=== Begin Enclosure ===

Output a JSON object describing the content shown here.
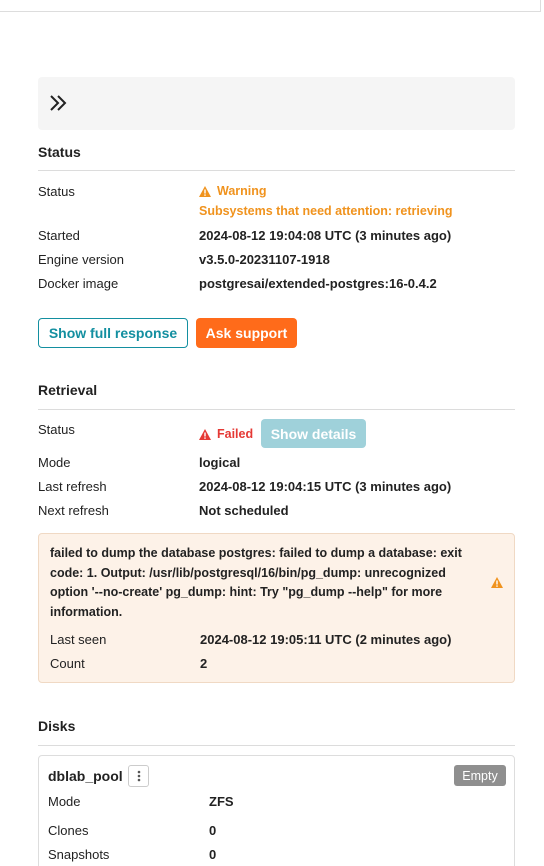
{
  "status_section": {
    "title": "Status",
    "rows": {
      "status_label": "Status",
      "status_warning": "Warning",
      "status_warning_detail": "Subsystems that need attention: retrieving",
      "started_label": "Started",
      "started_value": "2024-08-12 19:04:08 UTC (3 minutes ago)",
      "engine_label": "Engine version",
      "engine_value": "v3.5.0-20231107-1918",
      "docker_label": "Docker image",
      "docker_value": "postgresai/extended-postgres:16-0.4.2"
    },
    "buttons": {
      "show_full_response": "Show full response",
      "ask_support": "Ask support"
    }
  },
  "retrieval_section": {
    "title": "Retrieval",
    "status_label": "Status",
    "status_value": "Failed",
    "show_details": "Show details",
    "mode_label": "Mode",
    "mode_value": "logical",
    "last_refresh_label": "Last refresh",
    "last_refresh_value": "2024-08-12 19:04:15 UTC (3 minutes ago)",
    "next_refresh_label": "Next refresh",
    "next_refresh_value": "Not scheduled",
    "error": {
      "message": "failed to dump the database postgres: failed to dump a database: exit code: 1. Output: /usr/lib/postgresql/16/bin/pg_dump: unrecognized option '--no-create' pg_dump: hint: Try \"pg_dump --help\" for more information.",
      "last_seen_label": "Last seen",
      "last_seen_value": "2024-08-12 19:05:11 UTC (2 minutes ago)",
      "count_label": "Count",
      "count_value": "2"
    }
  },
  "disks_section": {
    "title": "Disks",
    "pool": {
      "name": "dblab_pool",
      "badge": "Empty",
      "mode_label": "Mode",
      "mode_value": "ZFS",
      "clones_label": "Clones",
      "clones_value": "0",
      "snapshots_label": "Snapshots",
      "snapshots_value": "0"
    }
  },
  "colors": {
    "accent_teal": "#138fa0",
    "accent_orange": "#ff6b1a",
    "warning": "#f0931e",
    "error": "#e53935"
  },
  "icons": {
    "collapse": "double-chevron-right-icon",
    "warning": "warning-triangle-icon",
    "kebab": "kebab-menu-icon"
  }
}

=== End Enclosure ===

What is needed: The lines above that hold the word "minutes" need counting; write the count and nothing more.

Problem solution: 3